Straw Character: Jock, a very conservative former consultant with the RAND Institute in The Neanderthal Parallax, goes from expressing skepticism over the Neanderthals to attempting their genocide. Meanwhile in Quantum Night, we have a right-wing US President who's quite Islamophobic, turns out to be a psychopath, and eventually invades Canada. Not to mention a Texas governor who passed a law removing all legal rights for illegal aliens (which is actually ridiculously unconstitutional), sparking their mass murders. That, plus the Georgia jury who believe in capital punishment and (even if not everyone agrees on that) reacts in understandable horror after learning the main character (called by the defense to show the defendant is a psychopath, thus he couldn't help killing) favors infanticide for disabled babies. In Calculating God, we have two anti-abortion, creationist fundamentalist terrorists who try to destroy the Burgess Shale for its conflict with their literalist view of the Bible.
Turing Test: Subverted in the WWW Trilogy, where an AI emergent from mutant web packets with a damaged time-to-life counter is proven to be intelligent on account of how it fails the Turing test. This proved that it/he actually was an AI rather than a human with a really good internet connection who was up to something. The AI in The Terminal Experiment, Mindscan and Red Planet Blues pass automatically, since they are copies of human minds.
Villain Has a Point: Willem Van Dyke (in Red Planet Blues) and Original!Jacob (in Mindscan) both use violent and illegal tactics to get what they want, but some readers may feel they have a point in their opposition to Brain Uploading on ethical grounds. It's not viewed that way In-Universe, though. This is true of Tyler as well, though at least he uses the legal system to fight the upload version of his mother for her estate rather than criminal violence.
What Measure Is a Non-Human?: In Red Planet Blues and Mindscan the claim is made that humans who upload their minds into android bodies are not people afterward, on the belief they have no souls, which in Mindscan is answered by asking "How do you know they don't have them?" Red Planet Blues just treats this as a quaint religious idea that most people don't bother with.
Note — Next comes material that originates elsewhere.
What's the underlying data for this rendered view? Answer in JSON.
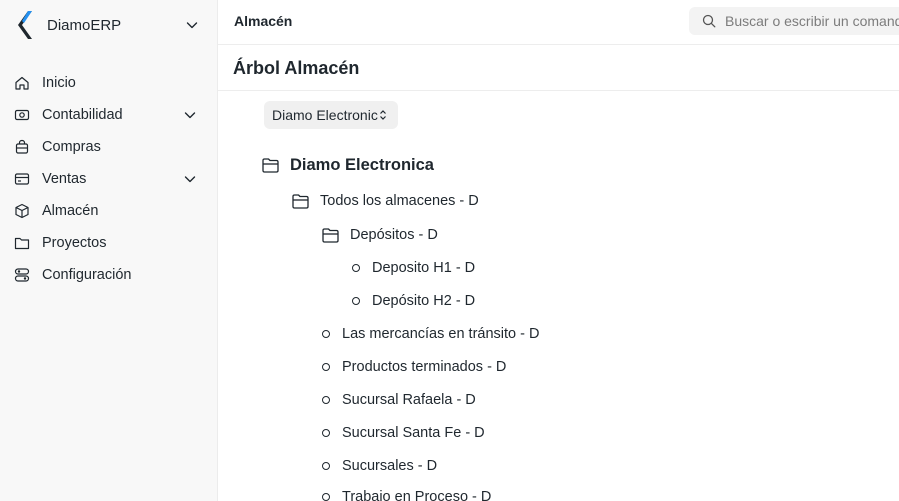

A deeper reading leads some readers to think the Strawman Has a Point, however, even if most of the characters disagree.